Saturday, September 14, 2013

Remind Me Never To Use The Restroom At Sears

My Grandmother Washes Her Feet in the Sink of the Bathroom at Sears

My grandmother puts her feet in the sink
        of the bathroom at Sears
to wash them in the ritual washing for prayer,

Yeah, I hear you - "Maggie, what the ...."

Well folks this is the poem that the principal of Concord-Carlisle decided would be an appropriate for a school wide reading on.........September 11, 2013.  Yeah, that Concord.

Did I mention that the kid that was supposed to recite the Pledge of Allegiance wasn't available, so they skipped it?

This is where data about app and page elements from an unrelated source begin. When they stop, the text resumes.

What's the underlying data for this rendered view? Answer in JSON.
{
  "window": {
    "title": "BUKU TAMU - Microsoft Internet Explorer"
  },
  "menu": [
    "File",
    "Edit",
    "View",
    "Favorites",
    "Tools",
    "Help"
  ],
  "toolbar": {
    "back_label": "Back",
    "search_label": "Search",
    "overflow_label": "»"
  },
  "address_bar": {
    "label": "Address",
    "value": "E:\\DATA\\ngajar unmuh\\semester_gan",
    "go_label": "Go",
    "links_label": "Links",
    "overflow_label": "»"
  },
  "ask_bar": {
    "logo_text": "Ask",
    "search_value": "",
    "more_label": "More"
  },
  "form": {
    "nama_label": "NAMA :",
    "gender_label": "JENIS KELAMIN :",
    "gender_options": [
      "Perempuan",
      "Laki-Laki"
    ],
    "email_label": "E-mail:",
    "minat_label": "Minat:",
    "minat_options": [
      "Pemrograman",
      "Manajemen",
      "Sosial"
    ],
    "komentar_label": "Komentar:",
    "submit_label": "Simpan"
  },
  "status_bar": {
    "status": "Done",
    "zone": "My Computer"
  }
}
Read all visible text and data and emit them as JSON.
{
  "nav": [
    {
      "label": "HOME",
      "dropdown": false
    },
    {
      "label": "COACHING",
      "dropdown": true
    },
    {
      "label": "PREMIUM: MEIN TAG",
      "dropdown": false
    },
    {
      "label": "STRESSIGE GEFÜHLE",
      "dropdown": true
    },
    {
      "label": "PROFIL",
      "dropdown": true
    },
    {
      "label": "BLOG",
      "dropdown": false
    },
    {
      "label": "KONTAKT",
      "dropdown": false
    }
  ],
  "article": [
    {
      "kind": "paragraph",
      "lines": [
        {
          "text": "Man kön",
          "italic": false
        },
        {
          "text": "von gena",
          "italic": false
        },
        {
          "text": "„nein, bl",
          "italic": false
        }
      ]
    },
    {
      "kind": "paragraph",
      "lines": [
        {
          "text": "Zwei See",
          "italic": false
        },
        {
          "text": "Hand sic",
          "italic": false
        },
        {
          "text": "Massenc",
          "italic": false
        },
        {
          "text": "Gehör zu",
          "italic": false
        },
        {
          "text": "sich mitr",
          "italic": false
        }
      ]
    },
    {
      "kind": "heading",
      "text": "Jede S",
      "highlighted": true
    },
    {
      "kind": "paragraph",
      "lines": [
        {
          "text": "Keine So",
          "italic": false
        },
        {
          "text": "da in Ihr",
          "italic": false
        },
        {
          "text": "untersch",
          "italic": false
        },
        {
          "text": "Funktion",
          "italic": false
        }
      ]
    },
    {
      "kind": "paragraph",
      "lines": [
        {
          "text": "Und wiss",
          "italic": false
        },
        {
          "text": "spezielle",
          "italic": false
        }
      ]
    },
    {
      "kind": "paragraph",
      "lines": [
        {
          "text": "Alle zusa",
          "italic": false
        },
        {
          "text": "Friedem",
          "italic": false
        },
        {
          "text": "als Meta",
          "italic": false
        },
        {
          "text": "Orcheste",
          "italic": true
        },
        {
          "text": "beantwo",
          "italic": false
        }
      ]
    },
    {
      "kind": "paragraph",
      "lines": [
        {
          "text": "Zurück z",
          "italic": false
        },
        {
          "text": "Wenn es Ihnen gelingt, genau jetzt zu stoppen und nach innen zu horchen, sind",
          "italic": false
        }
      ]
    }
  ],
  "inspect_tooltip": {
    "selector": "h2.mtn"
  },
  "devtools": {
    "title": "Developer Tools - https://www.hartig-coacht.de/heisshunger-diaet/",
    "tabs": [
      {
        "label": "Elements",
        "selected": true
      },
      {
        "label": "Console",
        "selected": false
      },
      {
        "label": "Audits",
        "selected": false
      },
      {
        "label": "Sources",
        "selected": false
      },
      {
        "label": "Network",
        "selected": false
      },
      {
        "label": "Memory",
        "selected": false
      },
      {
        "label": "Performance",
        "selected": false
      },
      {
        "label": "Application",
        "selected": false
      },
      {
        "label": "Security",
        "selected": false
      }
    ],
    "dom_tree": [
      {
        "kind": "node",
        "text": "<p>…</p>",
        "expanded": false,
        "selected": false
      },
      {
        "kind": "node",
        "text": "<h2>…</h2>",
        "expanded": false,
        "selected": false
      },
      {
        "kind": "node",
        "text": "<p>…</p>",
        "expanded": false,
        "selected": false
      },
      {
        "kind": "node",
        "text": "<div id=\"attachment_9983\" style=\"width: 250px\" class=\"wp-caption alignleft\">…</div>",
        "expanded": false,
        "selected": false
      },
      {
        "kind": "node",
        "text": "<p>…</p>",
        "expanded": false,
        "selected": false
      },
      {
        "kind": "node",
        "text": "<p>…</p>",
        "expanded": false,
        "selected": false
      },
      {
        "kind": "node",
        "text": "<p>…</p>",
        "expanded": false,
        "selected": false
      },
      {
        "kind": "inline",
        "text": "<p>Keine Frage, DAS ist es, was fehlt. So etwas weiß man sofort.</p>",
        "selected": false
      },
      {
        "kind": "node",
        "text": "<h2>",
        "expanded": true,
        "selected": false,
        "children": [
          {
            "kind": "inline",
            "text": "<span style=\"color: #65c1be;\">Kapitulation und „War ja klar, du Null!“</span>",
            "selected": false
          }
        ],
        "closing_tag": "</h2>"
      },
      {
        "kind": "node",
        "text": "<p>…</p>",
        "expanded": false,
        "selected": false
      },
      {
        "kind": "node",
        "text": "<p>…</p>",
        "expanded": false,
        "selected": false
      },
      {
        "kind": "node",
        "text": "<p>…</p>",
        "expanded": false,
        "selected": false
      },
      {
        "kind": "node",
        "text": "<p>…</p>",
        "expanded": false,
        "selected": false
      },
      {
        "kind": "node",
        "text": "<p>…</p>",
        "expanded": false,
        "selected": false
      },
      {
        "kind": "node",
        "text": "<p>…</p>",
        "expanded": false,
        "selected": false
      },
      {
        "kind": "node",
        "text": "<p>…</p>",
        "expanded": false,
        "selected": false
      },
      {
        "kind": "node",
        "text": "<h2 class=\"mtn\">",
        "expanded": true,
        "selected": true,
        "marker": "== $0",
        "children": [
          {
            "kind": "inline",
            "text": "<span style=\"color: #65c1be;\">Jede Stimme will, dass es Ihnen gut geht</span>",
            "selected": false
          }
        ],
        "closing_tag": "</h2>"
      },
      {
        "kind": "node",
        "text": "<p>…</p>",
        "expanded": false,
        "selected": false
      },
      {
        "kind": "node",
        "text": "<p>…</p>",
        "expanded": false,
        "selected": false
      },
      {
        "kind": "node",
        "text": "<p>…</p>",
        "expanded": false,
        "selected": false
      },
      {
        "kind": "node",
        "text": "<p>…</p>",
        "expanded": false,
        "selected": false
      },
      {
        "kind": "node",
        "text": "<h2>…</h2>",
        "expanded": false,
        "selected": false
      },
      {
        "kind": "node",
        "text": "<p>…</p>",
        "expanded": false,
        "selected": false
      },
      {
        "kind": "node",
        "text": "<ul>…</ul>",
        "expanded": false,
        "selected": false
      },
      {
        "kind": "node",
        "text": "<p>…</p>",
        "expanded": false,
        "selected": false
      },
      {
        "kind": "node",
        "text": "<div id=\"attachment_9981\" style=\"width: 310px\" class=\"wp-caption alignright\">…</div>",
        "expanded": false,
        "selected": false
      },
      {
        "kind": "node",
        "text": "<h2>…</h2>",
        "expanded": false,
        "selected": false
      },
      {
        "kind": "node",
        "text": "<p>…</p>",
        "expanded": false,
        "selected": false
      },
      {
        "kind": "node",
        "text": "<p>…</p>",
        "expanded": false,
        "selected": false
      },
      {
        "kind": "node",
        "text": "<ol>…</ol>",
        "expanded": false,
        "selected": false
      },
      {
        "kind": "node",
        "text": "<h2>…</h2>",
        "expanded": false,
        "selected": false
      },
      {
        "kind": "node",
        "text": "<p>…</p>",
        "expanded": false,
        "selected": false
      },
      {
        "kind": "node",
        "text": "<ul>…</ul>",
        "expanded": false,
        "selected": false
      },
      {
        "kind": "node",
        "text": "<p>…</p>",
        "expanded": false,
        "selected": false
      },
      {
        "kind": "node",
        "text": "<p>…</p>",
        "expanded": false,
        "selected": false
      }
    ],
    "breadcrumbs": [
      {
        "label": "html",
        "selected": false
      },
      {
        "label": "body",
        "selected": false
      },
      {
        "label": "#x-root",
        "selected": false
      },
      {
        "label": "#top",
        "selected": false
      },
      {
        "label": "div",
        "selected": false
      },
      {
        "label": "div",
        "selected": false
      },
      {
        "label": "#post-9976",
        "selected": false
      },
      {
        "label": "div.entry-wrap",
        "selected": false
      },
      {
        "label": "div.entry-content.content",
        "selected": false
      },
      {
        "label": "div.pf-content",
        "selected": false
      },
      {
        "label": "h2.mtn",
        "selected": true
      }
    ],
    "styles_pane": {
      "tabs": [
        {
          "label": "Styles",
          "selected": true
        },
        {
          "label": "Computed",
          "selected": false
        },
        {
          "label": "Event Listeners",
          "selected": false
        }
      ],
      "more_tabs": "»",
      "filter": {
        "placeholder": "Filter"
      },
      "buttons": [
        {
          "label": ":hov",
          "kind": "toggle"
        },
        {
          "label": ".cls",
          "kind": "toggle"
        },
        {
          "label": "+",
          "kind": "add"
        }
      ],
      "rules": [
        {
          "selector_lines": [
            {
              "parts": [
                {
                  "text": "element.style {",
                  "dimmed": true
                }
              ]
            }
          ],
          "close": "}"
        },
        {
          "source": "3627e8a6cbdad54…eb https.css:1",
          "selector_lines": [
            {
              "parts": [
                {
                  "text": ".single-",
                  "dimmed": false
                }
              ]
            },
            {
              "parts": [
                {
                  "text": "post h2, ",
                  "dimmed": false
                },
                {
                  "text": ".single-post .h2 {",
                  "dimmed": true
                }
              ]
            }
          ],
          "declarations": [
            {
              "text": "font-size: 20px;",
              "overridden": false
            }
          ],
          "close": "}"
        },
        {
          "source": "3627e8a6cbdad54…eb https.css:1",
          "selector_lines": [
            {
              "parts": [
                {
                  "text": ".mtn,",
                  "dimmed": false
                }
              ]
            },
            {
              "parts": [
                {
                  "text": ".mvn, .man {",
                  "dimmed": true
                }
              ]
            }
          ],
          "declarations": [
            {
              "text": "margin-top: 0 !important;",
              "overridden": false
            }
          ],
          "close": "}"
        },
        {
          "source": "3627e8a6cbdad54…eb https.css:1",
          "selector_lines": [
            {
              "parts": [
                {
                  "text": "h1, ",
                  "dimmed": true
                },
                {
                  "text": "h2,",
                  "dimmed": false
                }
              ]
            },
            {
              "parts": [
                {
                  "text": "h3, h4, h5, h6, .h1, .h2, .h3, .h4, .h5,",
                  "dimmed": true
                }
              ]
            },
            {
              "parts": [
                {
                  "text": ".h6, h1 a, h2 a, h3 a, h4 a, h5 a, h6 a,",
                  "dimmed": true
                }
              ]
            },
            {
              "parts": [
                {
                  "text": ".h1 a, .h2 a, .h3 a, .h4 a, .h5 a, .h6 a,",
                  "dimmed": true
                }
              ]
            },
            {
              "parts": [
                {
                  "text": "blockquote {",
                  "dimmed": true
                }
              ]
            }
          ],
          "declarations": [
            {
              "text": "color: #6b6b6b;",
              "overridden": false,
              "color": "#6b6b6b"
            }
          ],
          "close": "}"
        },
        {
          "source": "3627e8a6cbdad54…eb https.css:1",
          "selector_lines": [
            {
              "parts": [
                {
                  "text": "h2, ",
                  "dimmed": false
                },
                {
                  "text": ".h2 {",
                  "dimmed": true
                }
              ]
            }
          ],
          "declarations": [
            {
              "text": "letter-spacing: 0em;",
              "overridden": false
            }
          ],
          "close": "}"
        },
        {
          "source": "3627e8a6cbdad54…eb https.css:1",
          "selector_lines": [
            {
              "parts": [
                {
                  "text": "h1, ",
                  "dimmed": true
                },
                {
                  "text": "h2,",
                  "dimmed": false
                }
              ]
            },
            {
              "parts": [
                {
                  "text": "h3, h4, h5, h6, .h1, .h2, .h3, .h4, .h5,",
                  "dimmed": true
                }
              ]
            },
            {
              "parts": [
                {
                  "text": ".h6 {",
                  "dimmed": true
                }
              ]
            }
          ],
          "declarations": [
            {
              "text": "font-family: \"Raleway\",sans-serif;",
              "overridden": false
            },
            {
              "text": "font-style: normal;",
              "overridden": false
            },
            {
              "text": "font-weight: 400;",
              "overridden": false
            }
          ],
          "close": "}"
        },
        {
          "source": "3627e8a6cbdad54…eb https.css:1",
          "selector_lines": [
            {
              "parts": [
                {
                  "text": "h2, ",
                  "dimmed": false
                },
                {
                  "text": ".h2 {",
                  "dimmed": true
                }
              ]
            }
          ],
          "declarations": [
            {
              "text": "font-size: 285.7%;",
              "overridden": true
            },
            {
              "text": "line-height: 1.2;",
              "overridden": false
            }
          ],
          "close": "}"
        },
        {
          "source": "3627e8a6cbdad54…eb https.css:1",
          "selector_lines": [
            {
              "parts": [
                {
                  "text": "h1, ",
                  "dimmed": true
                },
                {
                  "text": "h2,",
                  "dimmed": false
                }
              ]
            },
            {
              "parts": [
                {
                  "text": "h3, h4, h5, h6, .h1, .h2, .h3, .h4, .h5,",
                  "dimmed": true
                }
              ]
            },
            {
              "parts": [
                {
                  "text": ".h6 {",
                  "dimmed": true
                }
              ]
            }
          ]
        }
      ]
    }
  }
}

Oh and also, the representative of the school committee is "disappointed" that people thought that poem was inappropriate.

What's above is just the opening.  Want another sample?

And if you Americans knew anything
about civilization and cleanliness,
you'd make wider washbins, anyway
My grandmother knows one culture—the right one,



SCOTTtheBADGER said...

Now, now, let us be open minded about the religion of blowing Kaffirs to pieces.

Anonymous said...

The quote at the end was outta context a little there. Kahf writes that whole paragraph as if her grandmother is talking. It's more of a stingy old lady who's cranky that people think they know how to be cleaner than her.

In the end the Sears customers that end up coming into the bathroom are cranky too. And the only one who isn't cranky, is the narrator of the story, who sees both sides and respects both sides. And in the end she's the one to solve all their issues, by showing them the door back into Sears, where they were all shopping to begin with. So in the poem, these Sears shoppers have a disagreement, but they are forced to live along with each other.

I guess that's bad? I don't know, think what you want. But it wasn't about hating on America, as much as it was about hating on America, hating on other countries, and the tensions between Arab and American words post-9/11. It's a whole different poem, than the one you described on your blog. Which I love, I adore your blog, but not this post.

BostonMaggie said...

It was not appropriate for the day's ceremonies. If you want to read it in DC during Islam Appreciation Month aka October, knock yourself out.